Requirement: Report each line of the entries that includes "title" by copying it.

Information provided:
- Opening Delimiter -

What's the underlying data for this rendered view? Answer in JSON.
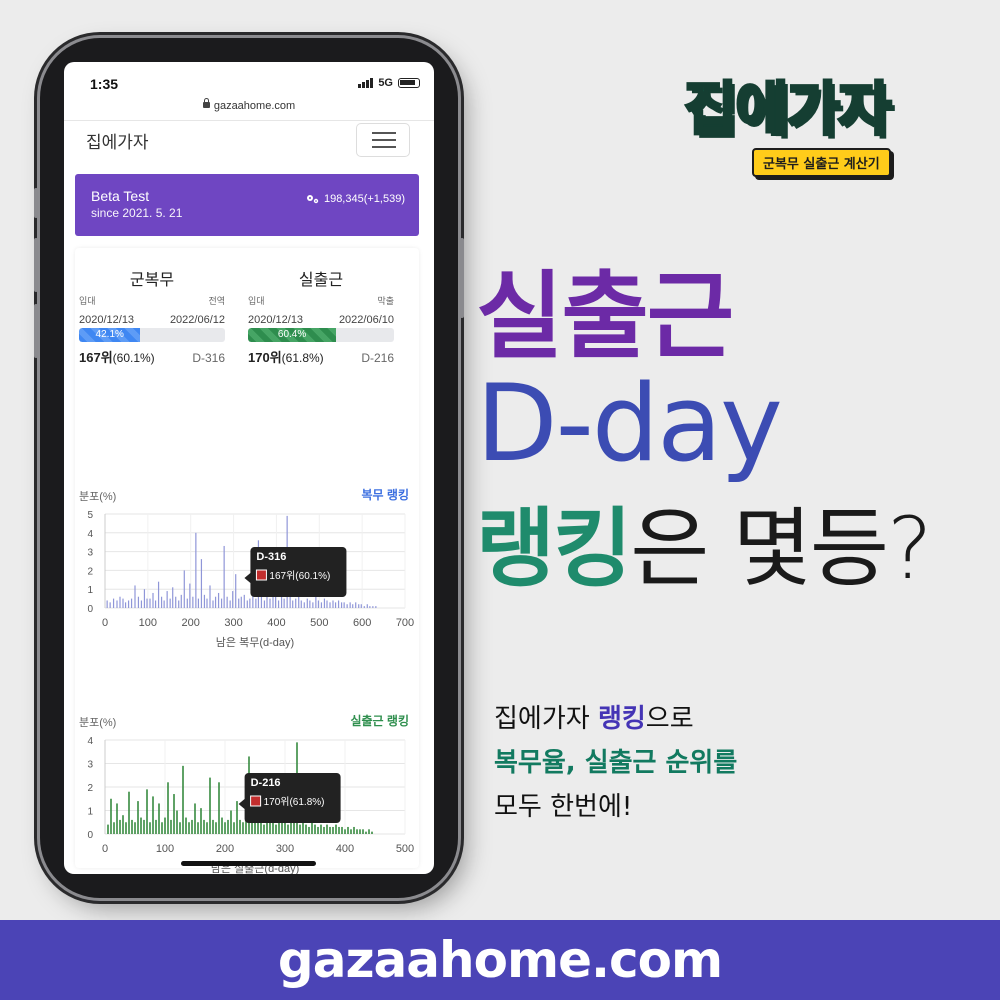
{
  "status_bar": {
    "time": "1:35",
    "network": "5G",
    "url": "gazaahome.com"
  },
  "navbar": {
    "brand": "집에가자"
  },
  "beta": {
    "title": "Beta Test",
    "since": "since 2021. 5. 21",
    "count": "198,345(+1,539)"
  },
  "stats": [
    {
      "title": "군복무",
      "start_label": "입대",
      "end_label": "전역",
      "start_date": "2020/12/13",
      "end_date": "2022/06/12",
      "progress_label": "42.1%",
      "progress": 0.421,
      "rank": "167위",
      "rank_pct": "(60.1%)",
      "dday": "D-316"
    },
    {
      "title": "실출근",
      "start_label": "입대",
      "end_label": "막출",
      "start_date": "2020/12/13",
      "end_date": "2022/06/10",
      "progress_label": "60.4%",
      "progress": 0.604,
      "rank": "170위",
      "rank_pct": "(61.8%)",
      "dday": "D-216"
    }
  ],
  "charts_text": {
    "c1": {
      "left": "분포(%)",
      "right": "복무 랭킹"
    },
    "c2": {
      "left": "분포(%)",
      "right": "실출근 랭킹"
    }
  },
  "chart_data": [
    {
      "type": "bar",
      "ylabel": "분포(%)",
      "xlabel": "남은 복무(d-day)",
      "title": "복무 랭킹",
      "xlim": [
        0,
        700
      ],
      "ylim": [
        0,
        5
      ],
      "xticks": [
        "0",
        "100",
        "200",
        "300",
        "400",
        "500",
        "600",
        "700"
      ],
      "yticks": [
        "0",
        "1",
        "2",
        "3",
        "4",
        "5"
      ],
      "color": "#8f96d8",
      "tooltip": {
        "title": "D-316",
        "body": "167위(60.1%)",
        "x": 316
      },
      "x": [
        5,
        12,
        20,
        28,
        35,
        42,
        48,
        55,
        62,
        70,
        78,
        85,
        92,
        98,
        105,
        112,
        118,
        125,
        132,
        138,
        145,
        152,
        158,
        165,
        172,
        178,
        185,
        192,
        198,
        205,
        212,
        218,
        225,
        232,
        238,
        245,
        252,
        258,
        265,
        272,
        278,
        285,
        292,
        298,
        305,
        312,
        318,
        325,
        332,
        338,
        345,
        352,
        358,
        365,
        372,
        378,
        385,
        392,
        398,
        405,
        412,
        418,
        425,
        432,
        438,
        445,
        452,
        458,
        465,
        472,
        478,
        485,
        492,
        498,
        505,
        512,
        518,
        525,
        532,
        538,
        545,
        552,
        558,
        565,
        572,
        578,
        585,
        592,
        598,
        605,
        612,
        618,
        625,
        632
      ],
      "y": [
        0.4,
        0.3,
        0.5,
        0.4,
        0.6,
        0.5,
        0.3,
        0.4,
        0.5,
        1.2,
        0.6,
        0.4,
        1.0,
        0.5,
        0.5,
        0.8,
        0.4,
        1.4,
        0.6,
        0.4,
        0.9,
        0.5,
        1.1,
        0.6,
        0.4,
        0.7,
        2.0,
        0.5,
        1.3,
        0.6,
        4.0,
        0.5,
        2.6,
        0.7,
        0.5,
        1.2,
        0.4,
        0.6,
        0.8,
        0.5,
        3.3,
        0.6,
        0.4,
        0.9,
        1.8,
        0.5,
        0.6,
        0.7,
        0.4,
        0.5,
        2.3,
        0.5,
        3.6,
        0.6,
        0.4,
        0.8,
        0.5,
        2.0,
        0.6,
        0.4,
        0.7,
        0.5,
        4.9,
        0.6,
        0.4,
        0.5,
        1.0,
        0.4,
        0.3,
        0.5,
        0.4,
        0.3,
        0.6,
        0.4,
        0.3,
        0.5,
        0.4,
        0.3,
        0.4,
        0.3,
        0.4,
        0.3,
        0.3,
        0.2,
        0.3,
        0.2,
        0.3,
        0.2,
        0.2,
        0.1,
        0.2,
        0.1,
        0.1,
        0.1
      ]
    },
    {
      "type": "bar",
      "ylabel": "분포(%)",
      "xlabel": "남은 실출근(d-day)",
      "title": "실출근 랭킹",
      "xlim": [
        0,
        500
      ],
      "ylim": [
        0,
        4
      ],
      "xticks": [
        "0",
        "100",
        "200",
        "300",
        "400",
        "500"
      ],
      "yticks": [
        "0",
        "1",
        "2",
        "3",
        "4"
      ],
      "color": "#3a8c43",
      "tooltip": {
        "title": "D-216",
        "body": "170위(61.8%)",
        "x": 216
      },
      "x": [
        5,
        10,
        15,
        20,
        25,
        30,
        35,
        40,
        45,
        50,
        55,
        60,
        65,
        70,
        75,
        80,
        85,
        90,
        95,
        100,
        105,
        110,
        115,
        120,
        125,
        130,
        135,
        140,
        145,
        150,
        155,
        160,
        165,
        170,
        175,
        180,
        185,
        190,
        195,
        200,
        205,
        210,
        215,
        220,
        225,
        230,
        235,
        240,
        245,
        250,
        255,
        260,
        265,
        270,
        275,
        280,
        285,
        290,
        295,
        300,
        305,
        310,
        315,
        320,
        325,
        330,
        335,
        340,
        345,
        350,
        355,
        360,
        365,
        370,
        375,
        380,
        385,
        390,
        395,
        400,
        405,
        410,
        415,
        420,
        425,
        430,
        435,
        440,
        445
      ],
      "y": [
        0.4,
        1.5,
        0.5,
        1.3,
        0.6,
        0.8,
        0.5,
        1.8,
        0.6,
        0.5,
        1.4,
        0.7,
        0.6,
        1.9,
        0.5,
        1.6,
        0.6,
        1.3,
        0.5,
        0.7,
        2.2,
        0.6,
        1.7,
        1.0,
        0.5,
        2.9,
        0.7,
        0.5,
        0.6,
        1.3,
        0.5,
        1.1,
        0.6,
        0.5,
        2.4,
        0.6,
        0.5,
        2.2,
        0.7,
        0.5,
        0.6,
        1.0,
        0.5,
        1.4,
        0.6,
        0.5,
        0.7,
        3.3,
        0.6,
        2.5,
        0.5,
        0.6,
        0.4,
        0.5,
        0.6,
        0.5,
        0.4,
        1.2,
        0.5,
        0.6,
        0.4,
        0.5,
        0.6,
        3.9,
        0.4,
        0.5,
        0.4,
        0.3,
        0.5,
        0.4,
        0.3,
        0.4,
        0.3,
        0.4,
        0.3,
        0.3,
        0.4,
        0.3,
        0.3,
        0.2,
        0.3,
        0.2,
        0.3,
        0.2,
        0.2,
        0.2,
        0.1,
        0.2,
        0.1
      ]
    }
  ],
  "logo": {
    "text1": "집에",
    "text2": "가자",
    "badge": "군복무 실출근 계산기"
  },
  "headline": {
    "line1": "실출근",
    "line2": "D-day",
    "line3_green": "랭킹",
    "line3_rest": "은 몇등?"
  },
  "description": {
    "l1_a": "집에가자 ",
    "l1_b": "랭킹",
    "l1_c": "으로",
    "l2": "복무율, 실출근 순위를",
    "l3": "모두 한번에!"
  },
  "footer": {
    "domain": "gazaahome.com"
  },
  "colors": {
    "purple": "#6c2aa6",
    "blue": "#3c4cb3",
    "green": "#1f8b6c",
    "banner": "#4b44b6",
    "beta": "#6f46c2"
  }
}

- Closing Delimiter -

Solved problem:
    "title": "Beta Test",
      "title": "군복무",
      "title": "실출근",
      "title": "복무 랭킹",
        "title": "D-316",
      "title": "실출근 랭킹",
        "title": "D-216",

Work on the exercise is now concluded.